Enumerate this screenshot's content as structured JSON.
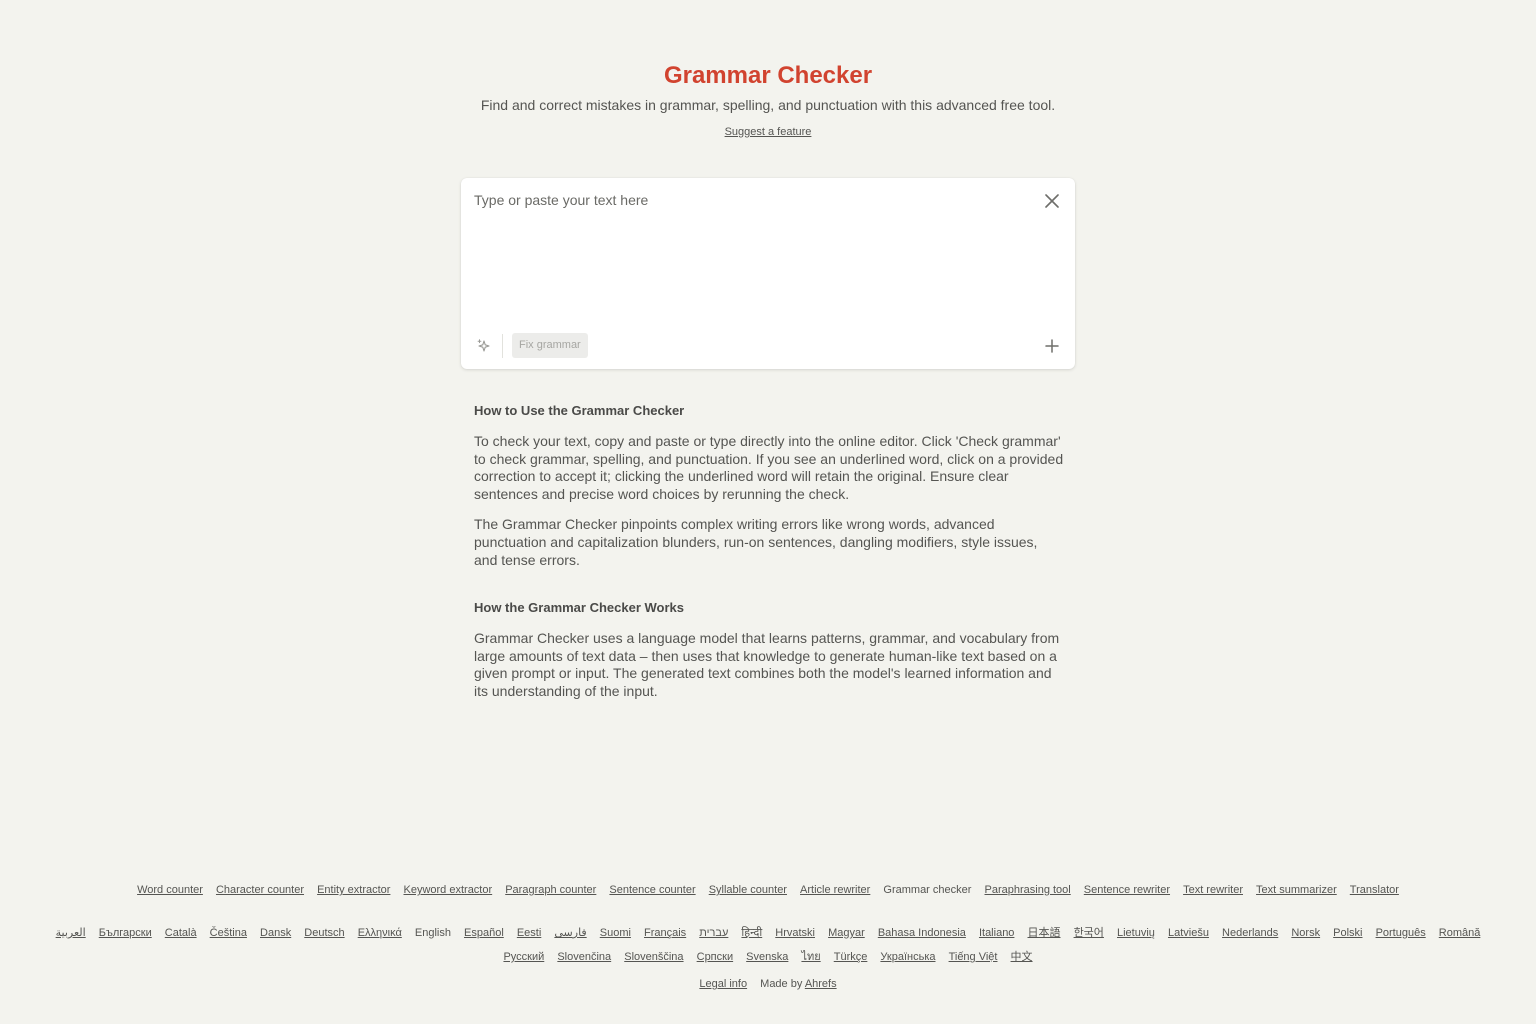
{
  "header": {
    "title": "Grammar Checker",
    "subtitle": "Find and correct mistakes in grammar, spelling, and punctuation with this advanced free tool.",
    "suggest_label": "Suggest a feature"
  },
  "editor": {
    "placeholder": "Type or paste your text here",
    "value": "",
    "fix_button_label": "Fix grammar",
    "close_icon": "close-icon",
    "sparkle_icon": "sparkle-icon",
    "plus_icon": "plus-icon"
  },
  "content": {
    "sections": [
      {
        "heading": "How to Use the Grammar Checker",
        "paragraphs": [
          "To check your text, copy and paste or type directly into the online editor. Click 'Check grammar' to check grammar, spelling, and punctuation. If you see an underlined word, click on a provided correction to accept it; clicking the underlined word will retain the original. Ensure clear sentences and precise word choices by rerunning the check.",
          "The Grammar Checker pinpoints complex writing errors like wrong words, advanced punctuation and capitalization blunders, run-on sentences, dangling modifiers, style issues, and tense errors."
        ]
      },
      {
        "heading": "How the Grammar Checker Works",
        "paragraphs": [
          "Grammar Checker uses a language model that learns patterns, grammar, and vocabulary from large amounts of text data – then uses that knowledge to generate human-like text based on a given prompt or input. The generated text combines both the model's learned information and its understanding of the input."
        ]
      }
    ]
  },
  "footer": {
    "tools": [
      {
        "label": "Word counter",
        "current": false
      },
      {
        "label": "Character counter",
        "current": false
      },
      {
        "label": "Entity extractor",
        "current": false
      },
      {
        "label": "Keyword extractor",
        "current": false
      },
      {
        "label": "Paragraph counter",
        "current": false
      },
      {
        "label": "Sentence counter",
        "current": false
      },
      {
        "label": "Syllable counter",
        "current": false
      },
      {
        "label": "Article rewriter",
        "current": false
      },
      {
        "label": "Grammar checker",
        "current": true
      },
      {
        "label": "Paraphrasing tool",
        "current": false
      },
      {
        "label": "Sentence rewriter",
        "current": false
      },
      {
        "label": "Text rewriter",
        "current": false
      },
      {
        "label": "Text summarizer",
        "current": false
      },
      {
        "label": "Translator",
        "current": false
      }
    ],
    "languages": [
      {
        "label": "العربية",
        "current": false
      },
      {
        "label": "Български",
        "current": false
      },
      {
        "label": "Català",
        "current": false
      },
      {
        "label": "Čeština",
        "current": false
      },
      {
        "label": "Dansk",
        "current": false
      },
      {
        "label": "Deutsch",
        "current": false
      },
      {
        "label": "Ελληνικά",
        "current": false
      },
      {
        "label": "English",
        "current": true
      },
      {
        "label": "Español",
        "current": false
      },
      {
        "label": "Eesti",
        "current": false
      },
      {
        "label": "فارسی",
        "current": false
      },
      {
        "label": "Suomi",
        "current": false
      },
      {
        "label": "Français",
        "current": false
      },
      {
        "label": "עברית",
        "current": false
      },
      {
        "label": "हिन्दी",
        "current": false
      },
      {
        "label": "Hrvatski",
        "current": false
      },
      {
        "label": "Magyar",
        "current": false
      },
      {
        "label": "Bahasa Indonesia",
        "current": false
      },
      {
        "label": "Italiano",
        "current": false
      },
      {
        "label": "日本語",
        "current": false
      },
      {
        "label": "한국어",
        "current": false
      },
      {
        "label": "Lietuvių",
        "current": false
      },
      {
        "label": "Latviešu",
        "current": false
      },
      {
        "label": "Nederlands",
        "current": false
      },
      {
        "label": "Norsk",
        "current": false
      },
      {
        "label": "Polski",
        "current": false
      },
      {
        "label": "Português",
        "current": false
      },
      {
        "label": "Română",
        "current": false
      },
      {
        "label": "Русский",
        "current": false
      },
      {
        "label": "Slovenčina",
        "current": false
      },
      {
        "label": "Slovenščina",
        "current": false
      },
      {
        "label": "Српски",
        "current": false
      },
      {
        "label": "Svenska",
        "current": false
      },
      {
        "label": "ไทย",
        "current": false
      },
      {
        "label": "Türkçe",
        "current": false
      },
      {
        "label": "Українська",
        "current": false
      },
      {
        "label": "Tiếng Việt",
        "current": false
      },
      {
        "label": "中文",
        "current": false
      }
    ],
    "legal_label": "Legal info",
    "made_by_prefix": "Made by",
    "made_by_link": "Ahrefs"
  },
  "colors": {
    "background": "#f3f3ee",
    "accent": "#d1432f",
    "text": "#4a4a48"
  }
}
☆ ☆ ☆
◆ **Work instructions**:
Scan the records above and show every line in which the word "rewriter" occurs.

◆ **Solution to this exercise**:
        "label": "Article rewriter",
        "label": "Sentence rewriter",
        "label": "Text rewriter",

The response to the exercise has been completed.